These non-renewals often leave homeowners with no options but state programmes, which are prohibitively expensive and considered a last resort. The report also notes that flood and wind insurance policies across many parts of the US are becoming increasingly unaffordable.
While the research suggests some of the wildfire insurance problems might be mitigated by insurers offering discounts as incentives for homeowners to take protective measures – such as clearing flammable debris and using flame-retardant building materials – this hardly seems an adequate solution.
First Street also highlights the likelihood of these conditions resulting in climate-driven migration.
“In high-risk areas, decreased demand for properties might result in declining real estate values, and, conversely, urban centers experiencing an influx of residents may experience increased demand for housing, leading to rising property values,” it states.
In Oregon, where I live, locals already complain about Californians moving north to escape their state’s astronomical housing costs, thereby driving up housing costs here. When the issue of insurers refusing to cover homes in areas at heightened risk due to climate change leads to further migration to already high cost-of-living urban centres like Portland, the impact will undoubtedly be to price more residents out of housing, resulting in increased homelessness.
But it seems to me when the climate insurance bubble bursts amid already harsh housing conditions, Americans will be facing an outright catastrophe.
The best way to mitigate the damage would be for municipal and state governments to start working with the federal government now toward sustainable, high-density development, and for the federal government to prepare to bail out not (or not just) the ‘too big to fail’ banks and insurers that will be affected by the looming crisis, but also the ordinary Americans who will be most devastatingly affected.

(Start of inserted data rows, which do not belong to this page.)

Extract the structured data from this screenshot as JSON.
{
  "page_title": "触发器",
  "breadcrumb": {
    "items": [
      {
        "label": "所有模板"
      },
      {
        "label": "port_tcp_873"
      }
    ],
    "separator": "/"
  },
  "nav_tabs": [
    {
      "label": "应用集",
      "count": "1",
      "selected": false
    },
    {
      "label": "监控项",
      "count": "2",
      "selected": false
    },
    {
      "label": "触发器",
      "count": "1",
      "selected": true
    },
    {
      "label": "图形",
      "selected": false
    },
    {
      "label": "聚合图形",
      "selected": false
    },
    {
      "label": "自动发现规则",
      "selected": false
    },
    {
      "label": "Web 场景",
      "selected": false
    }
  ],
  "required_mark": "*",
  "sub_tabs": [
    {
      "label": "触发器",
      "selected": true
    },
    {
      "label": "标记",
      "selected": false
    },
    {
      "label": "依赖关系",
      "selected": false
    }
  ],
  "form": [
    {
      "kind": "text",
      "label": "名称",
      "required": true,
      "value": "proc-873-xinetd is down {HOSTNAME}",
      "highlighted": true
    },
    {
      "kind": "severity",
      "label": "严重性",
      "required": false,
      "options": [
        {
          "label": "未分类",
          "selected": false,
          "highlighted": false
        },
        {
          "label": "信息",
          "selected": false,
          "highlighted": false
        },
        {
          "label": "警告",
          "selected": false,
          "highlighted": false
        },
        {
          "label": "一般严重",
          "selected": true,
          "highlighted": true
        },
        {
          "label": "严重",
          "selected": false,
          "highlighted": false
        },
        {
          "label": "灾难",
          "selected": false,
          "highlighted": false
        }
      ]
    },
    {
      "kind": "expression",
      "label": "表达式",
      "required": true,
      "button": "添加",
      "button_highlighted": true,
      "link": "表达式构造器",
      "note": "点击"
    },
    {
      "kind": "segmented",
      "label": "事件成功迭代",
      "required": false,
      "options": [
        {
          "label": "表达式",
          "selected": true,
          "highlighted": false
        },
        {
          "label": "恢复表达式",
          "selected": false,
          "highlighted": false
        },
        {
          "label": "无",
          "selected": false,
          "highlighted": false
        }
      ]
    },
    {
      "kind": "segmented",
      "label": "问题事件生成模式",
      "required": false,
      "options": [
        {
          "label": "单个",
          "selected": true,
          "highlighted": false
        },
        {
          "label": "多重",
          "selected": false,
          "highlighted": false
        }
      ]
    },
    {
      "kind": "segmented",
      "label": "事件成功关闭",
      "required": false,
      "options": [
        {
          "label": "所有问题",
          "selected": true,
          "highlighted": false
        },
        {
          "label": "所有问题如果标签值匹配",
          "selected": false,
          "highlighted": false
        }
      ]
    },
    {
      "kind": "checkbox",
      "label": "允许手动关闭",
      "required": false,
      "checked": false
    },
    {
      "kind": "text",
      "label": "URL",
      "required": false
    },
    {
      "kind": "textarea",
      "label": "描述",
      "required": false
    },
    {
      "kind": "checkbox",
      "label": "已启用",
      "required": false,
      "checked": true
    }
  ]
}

Direct cash payments from the federal government improved millions of Americans’ lives during the pandemic. We can only hope the political will to directly provide housing and cash will be there when the climate shit really starts to hit the fan.
An ex-evangelical writer, speaker and advocate, Chrissy Stroop is (with Lauren O’Neal) co-editor of the essay anthology ‘Empty the Pews: Stories of Leaving the Church’. A senior correspondent for Religion Dispatches, her work has also appeared in Dame Magazine, Foreign Policy, The Boston Globe, Playboy, Political Research Associates and other outlets, including peer-reviewed academic journals. Stroop has a PhD in modern Russian history from Stanford University, and is a senior research associate with the University of Innsbruck’s Postsecular Conflicts project. In 2019, she came out as a transgender woman and began her journey of medical transition. She lives in Portland, Oregon, US.